My first contact with local band Union of the Dead came on St Patrick’s Day about three years back. They were playing a backyard party at a corner house on Warner Street during an evening that was a melee of chaos and confusion. I remember people milling about and an impromptu mosh pit in the leaf-strewn mud bowl that butted up to the rickety wooden stage. But what stands out most about that event was an energetic, fledgling punk band that was just cutting its teeth playing one of its first live shows. Since that fateful party, Union of the Dead has come a long way.
To say punk rock is just a genre of music is to oversimplify. The general consensus among those in the know is that it is more of a lifestyle, an ethos, if you will. From the mohawked gutter-punks bedecked in spiked chains and tattered Chuck Taylor All-Star sneakers—throwbacks to the neon-and-leather anti-cool of the Sex Pistols invasion—to the vegan, straightedge skinheads of the Dischord, Ian Mckaye neo-political movement, factions of punk have become disparate.
The trio UOD has grown from just another nameless face on the punk scene to a recognizable force in the Northstate music arena. Gerardo, Cliff and Fred (no last names needed, thanks), have converted naysayers with a well-practiced, tightly wound barrage of punk-tinged rock and screaming vocals.
Stocky vocalist Cliff tends to smile a bit too much for a punk band front man. He doesn’t brood, as has become fashionable for singers these days. He enjoys explaining how punk has come such a long way and how he tries to shape his music in a way that is punk in attitude and rock ‘n’ roll in soul. These guys will be the first to tell you that punk rock is clichéd and doomed to burn out on its own nihilistic conflagrations.
“I heard it said somewhere that rock ‘n’ roll is music you can dance to, so we’re trying to bring that back to punk,” asserts Fred, hard-pounding drummer and anchor for the band. Since the conception of the band a few years back, the members have proudly gone about doing just that.
“We met from going to a lot of live shows in the Bay Area together,” Cliff says. “At first, when we decided to start the band, we wanted a distinct style, something between The Misfits and Rocket From the Crypt. Then it developed into our own thing from there.”
“We were going to these shows together,” continues Fred, finishing his band mate’s thought, “and seeing what was out there and finding it uninteresting, and then wanting to do it out own way. Our music became a product of that.”
Guitarist Gerardo, who looks every bit the greasy punk model with his jet-black hair slicked back, explains that the formula is simple: “The Beatles played three chords, Green Day plays three chords. They know how to write songs. That’s it.”
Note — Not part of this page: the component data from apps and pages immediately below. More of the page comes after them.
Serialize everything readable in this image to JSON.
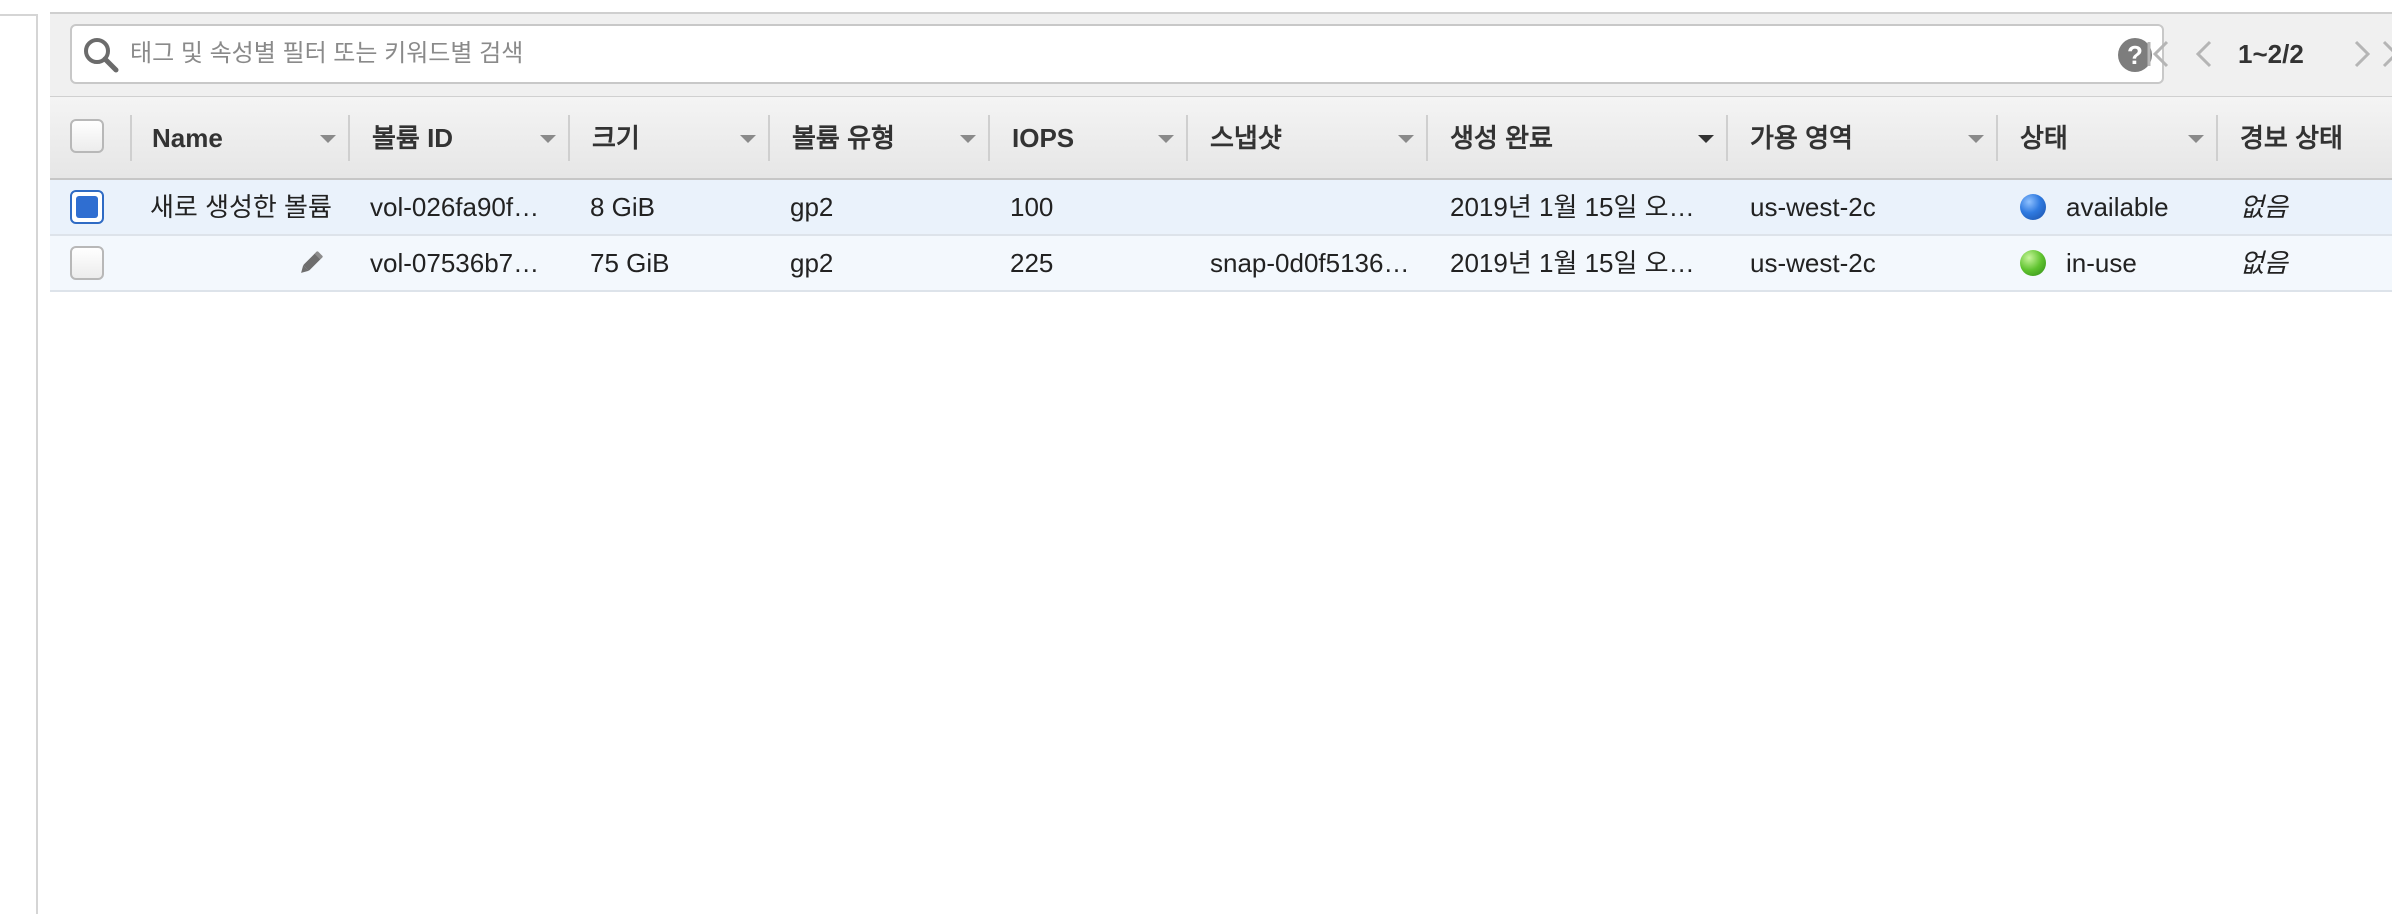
{
  "search": {
    "placeholder": "태그 및 속성별 필터 또는 키워드별 검색",
    "value": ""
  },
  "pager": {
    "label": "1~2/2"
  },
  "table": {
    "columns": [
      {
        "label": "Name"
      },
      {
        "label": "볼륨 ID"
      },
      {
        "label": "크기"
      },
      {
        "label": "볼륨 유형"
      },
      {
        "label": "IOPS"
      },
      {
        "label": "스냅샷"
      },
      {
        "label": "생성 완료"
      },
      {
        "label": "가용 영역"
      },
      {
        "label": "상태"
      },
      {
        "label": "경보 상태"
      }
    ],
    "rows": [
      {
        "selected": true,
        "name": "새로 생성한 볼륨",
        "volume_id": "vol-026fa90f…",
        "size": "8 GiB",
        "type": "gp2",
        "iops": "100",
        "snapshot": "",
        "created": "2019년 1월 15일 오…",
        "zone": "us-west-2c",
        "state": "available",
        "state_color": "#2f7ae0",
        "alarm": "없음"
      },
      {
        "selected": false,
        "name": "",
        "volume_id": "vol-07536b7…",
        "size": "75 GiB",
        "type": "gp2",
        "iops": "225",
        "snapshot": "snap-0d0f5136…",
        "created": "2019년 1월 15일 오…",
        "zone": "us-west-2c",
        "state": "in-use",
        "state_color": "#5fc32f",
        "alarm": "없음"
      }
    ]
  },
  "icons": {
    "search": "search-icon",
    "help": "help-icon",
    "first": "first-page-icon",
    "prev": "previous-page-icon",
    "next": "next-page-icon",
    "last": "last-page-icon",
    "edit": "pencil-icon"
  }
}
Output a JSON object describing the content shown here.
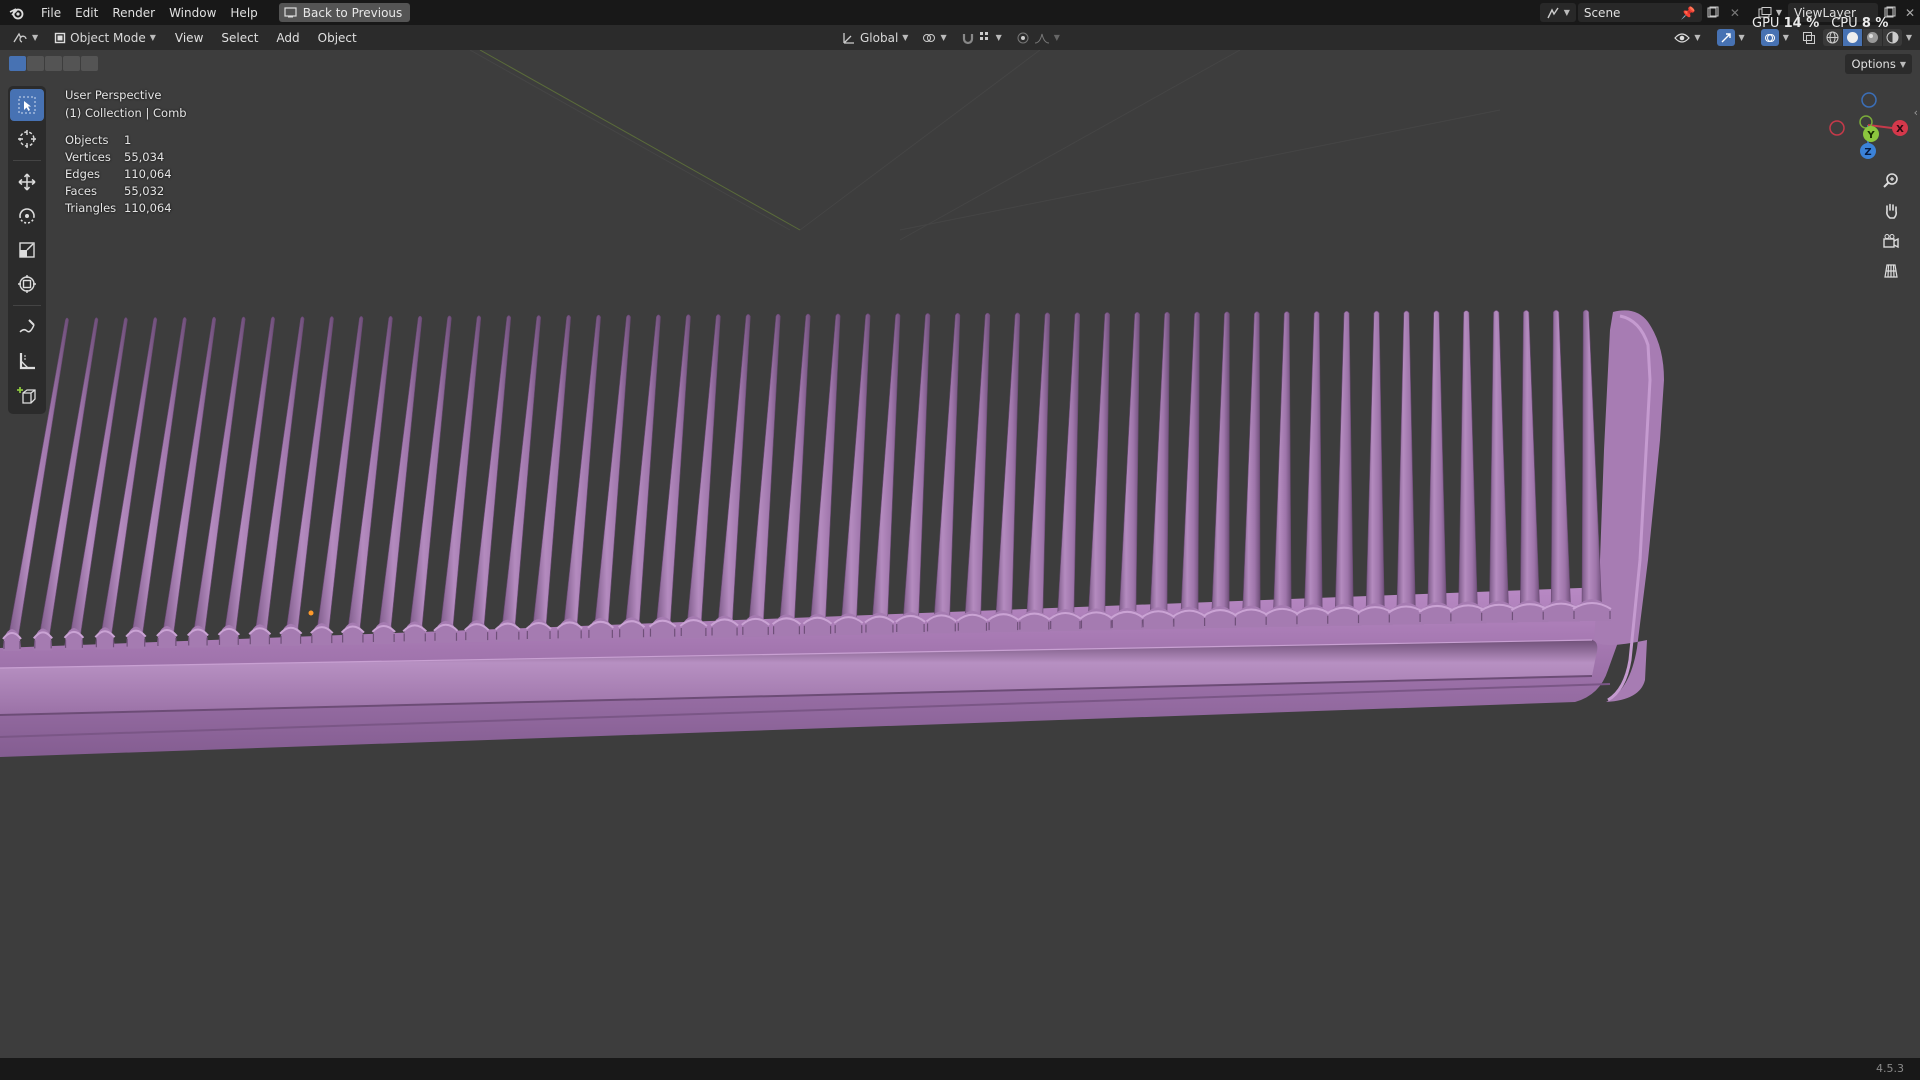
{
  "topbar": {
    "menus": [
      "File",
      "Edit",
      "Render",
      "Window",
      "Help"
    ],
    "back_button": "Back to Previous",
    "scene_label": "Scene",
    "viewlayer_label": "ViewLayer",
    "gpu_label": "GPU",
    "gpu_value": "14 %",
    "cpu_label": "CPU",
    "cpu_value": "8 %"
  },
  "header": {
    "mode": "Object Mode",
    "menus": [
      "View",
      "Select",
      "Add",
      "Object"
    ],
    "transform_orientation": "Global",
    "options_label": "Options"
  },
  "overlay": {
    "view_name": "User Perspective",
    "collection": "(1) Collection | Comb",
    "stats": [
      {
        "label": "Objects",
        "value": "1"
      },
      {
        "label": "Vertices",
        "value": "55,034"
      },
      {
        "label": "Edges",
        "value": "110,064"
      },
      {
        "label": "Faces",
        "value": "55,032"
      },
      {
        "label": "Triangles",
        "value": "110,064"
      }
    ]
  },
  "gizmo": {
    "x_label": "X",
    "y_label": "Y",
    "z_label": "Z"
  },
  "status": {
    "version": "4.5.3"
  },
  "colors": {
    "comb": "#9a6fa6",
    "accent": "#4772b3",
    "background": "#3d3d3d"
  }
}
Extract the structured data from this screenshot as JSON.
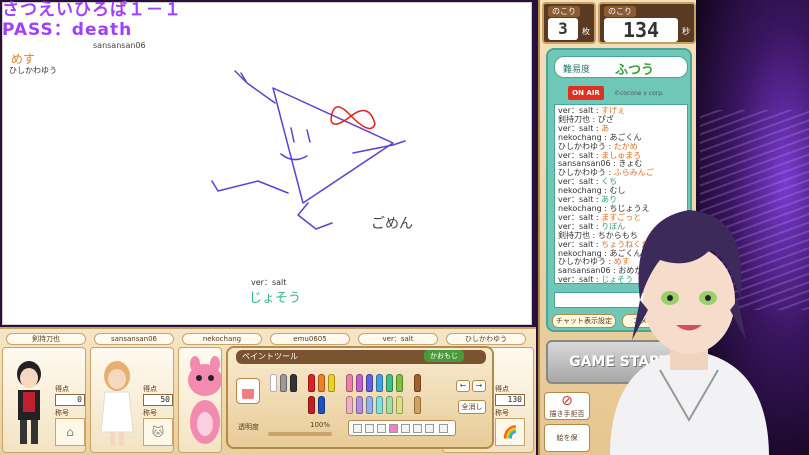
{
  "overlay": {
    "title": "さつえいひろば１－１",
    "pass": "PASS：death"
  },
  "canvas": {
    "drawer_name": "sansansan06",
    "answers": [
      {
        "user": "ひしかわゆう",
        "text": "めす"
      },
      {
        "user": "ver：salt",
        "text": "じょそう"
      }
    ],
    "drawing_text": "ごめん"
  },
  "players": [
    {
      "name": "剣持刀也",
      "score": "0",
      "score_label": "得点",
      "title_label": "称号"
    },
    {
      "name": "sansansan06",
      "score": "50",
      "score_label": "得点",
      "title_label": "称号"
    },
    {
      "name": "nekochang"
    },
    {
      "name": "emu0605"
    },
    {
      "name": "ver：salt"
    },
    {
      "name": "ひしかわゆう",
      "score": "130",
      "score_label": "得点",
      "title_label": "称号"
    }
  ],
  "painttool": {
    "header": "ペイントツール",
    "kaomoji_button": "かおもじ",
    "clear_button": "全消し",
    "opacity_label": "透明度",
    "opacity_value": "100%"
  },
  "counters": {
    "remaining_label": "のこり",
    "remaining_count": "3",
    "remaining_unit": "枚",
    "time_label": "のこり",
    "time_value": "134",
    "time_unit": "秒"
  },
  "chat": {
    "difficulty_label": "難易度",
    "difficulty_value": "ふつう",
    "onair": "ON AIR",
    "copyright": "©cocone v corp.",
    "lines": [
      {
        "user": "ver：salt",
        "msg": "すげぇ",
        "color": "orange"
      },
      {
        "user": "剣持刀也",
        "msg": "ぴざ",
        "color": "plain"
      },
      {
        "user": "ver：salt",
        "msg": "あ",
        "color": "orange"
      },
      {
        "user": "nekochang",
        "msg": "あごくん",
        "color": "plain"
      },
      {
        "user": "ひしかわゆう",
        "msg": "たかめ",
        "color": "orange"
      },
      {
        "user": "ver：salt",
        "msg": "ましゅまろ",
        "color": "orange"
      },
      {
        "user": "sansansan06",
        "msg": "きょむ",
        "color": "plain"
      },
      {
        "user": "ひしかわゆう",
        "msg": "ふらみんご",
        "color": "orange"
      },
      {
        "user": "ver：salt",
        "msg": "くち",
        "color": "green"
      },
      {
        "user": "nekochang",
        "msg": "むし",
        "color": "plain"
      },
      {
        "user": "ver：salt",
        "msg": "あり",
        "color": "green"
      },
      {
        "user": "nekochang",
        "msg": "ちじょうえ",
        "color": "plain"
      },
      {
        "user": "ver：salt",
        "msg": "ますごっと",
        "color": "orange"
      },
      {
        "user": "ver：salt",
        "msg": "りぼん",
        "color": "green"
      },
      {
        "user": "剣持刀也",
        "msg": "ちからもち",
        "color": "plain"
      },
      {
        "user": "ver：salt",
        "msg": "ちょうねくたい",
        "color": "orange"
      },
      {
        "user": "nekochang",
        "msg": "あごくんち",
        "color": "plain"
      },
      {
        "user": "ひしかわゆう",
        "msg": "めす",
        "color": "orange"
      },
      {
        "user": "sansansan06",
        "msg": "おめかし",
        "color": "plain"
      },
      {
        "user": "ver：salt",
        "msg": "じょそう",
        "color": "green"
      }
    ],
    "display_settings_button": "チャット表示設定",
    "comment_button": "コメント"
  },
  "game": {
    "start_button": "GAME START",
    "draw_button": "描き手拒否",
    "picture_button": "絵を保"
  }
}
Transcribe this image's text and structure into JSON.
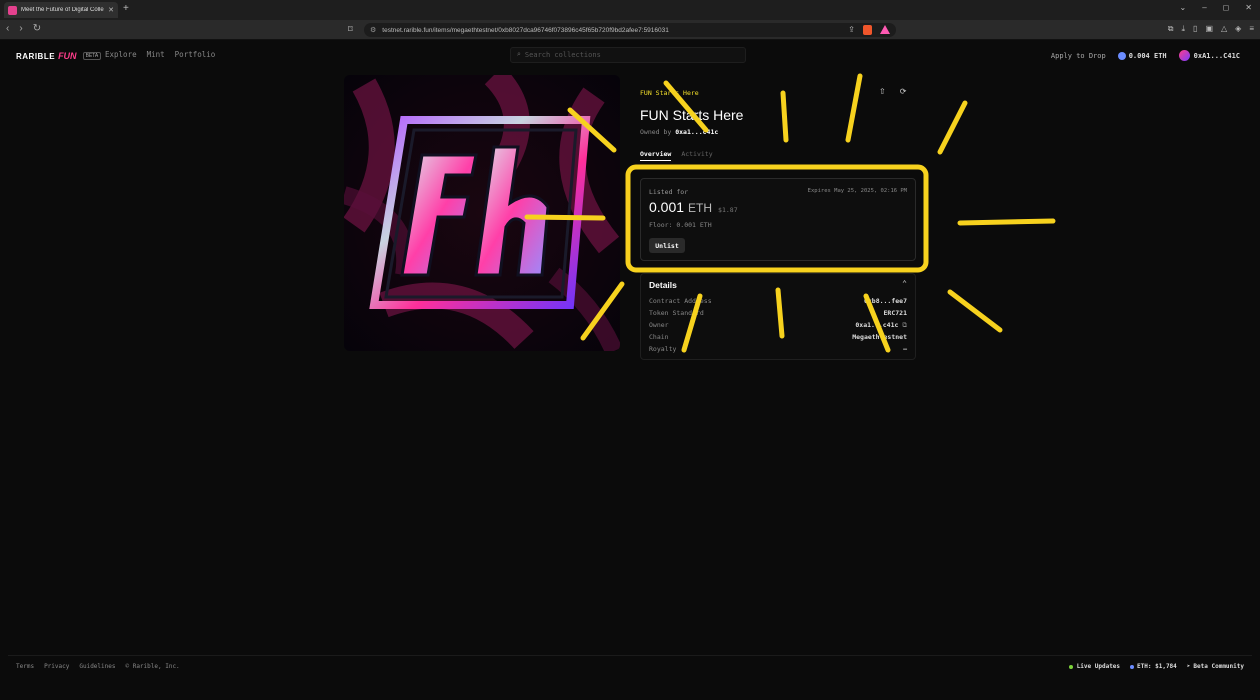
{
  "browser": {
    "tab_title": "Meet the Future of Digital Colle",
    "url": "testnet.rarible.fun/items/megaethtestnet/0xb8027dca96746f073896c45f65b720f9bd2afee7:5916031"
  },
  "header": {
    "logo": "RARIBLE",
    "logo_fun": "FUN",
    "logo_badge": "BETA",
    "nav": [
      "Explore",
      "Mint",
      "Portfolio"
    ],
    "search_placeholder": "Search collections",
    "apply": "Apply to Drop",
    "balance": "0.004 ETH",
    "account": "0xA1...C41C"
  },
  "nft": {
    "collection": "FUN Starts Here",
    "title": "FUN Starts Here",
    "owned_label": "Owned by",
    "owner": "0xa1...c41c",
    "tabs": [
      "Overview",
      "Activity"
    ]
  },
  "listing": {
    "label": "Listed for",
    "expires": "Expires May 25, 2025, 02:16 PM",
    "price": "0.001",
    "currency": "ETH",
    "usd": "$1.87",
    "floor": "Floor: 0.001 ETH",
    "unlist": "Unlist"
  },
  "details": {
    "title": "Details",
    "rows": [
      {
        "key": "Contract Address",
        "value": "0xb8...fee7"
      },
      {
        "key": "Token Standard",
        "value": "ERC721"
      },
      {
        "key": "Owner",
        "value": "0xa1...c41c"
      },
      {
        "key": "Chain",
        "value": "MegaethTestnet"
      },
      {
        "key": "Royalty",
        "value": "–"
      }
    ]
  },
  "footer": {
    "links": [
      "Terms",
      "Privacy",
      "Guidelines",
      "© Rarible, Inc."
    ],
    "live": "Live Updates",
    "eth_price": "ETH: $1,784",
    "community": "Beta Community"
  },
  "colors": {
    "accent": "#f5e12b",
    "brand": "#ff3d8b"
  }
}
His jump from the Beatles to Green Day is a bit much, but is the comparison that far off? At first glance, the Beatles were a threat to the good old-fashioned American values we held dear then, with their long hair and innuendo-laden lyrics. Elvis, too, shook his hips so much they were forced to show him from the waist up only on The Ed Sullivan Show.
UOD’s eponymously titled CD, released on the band’s own label, is angry, loud, energetic and honest. With a tight style that can be described as part rock, part head-on punk, it’s both melodic and furious in the same breath. No easy feat for a young band.
“If we’re dancing to it, then that’s enough. Then we think it’s OK,” Fred explains, “We’re just trying to be true to ourselves.”
While the sound may be more straight-up rock, the punk ethos is alive in their carefree attitude and their lack of concern with critics, trends or labels.
“We really don’t care what anyone else thinks about our band,” Cliff says. “I mean, it’s nice to hear good things, but for the most part I don’t really care. I’m making music for me. I was writing when I was pissed off on a lot of the new stuff. Much of that feeling comes across on it. It’s a little darker because when I would go through a tough time I would just write and it would make me feel better.”
With UOD’s local shows becoming more and more crowded, it would seem that many others are also finding therapy or release in this explosive music. At a headlining Duffy’s gig, one of the highlights of the Nowhere X Nowhere festival, several tumbling fights broke out from the small but active mosh pit on the intimate dance floor. Glass broke, speakers rattled, but the band played on, loving every minute of it.
Just don’t expect fans to start going by the tag of "Deadhead" anytime soon. (B-doomp, chh!)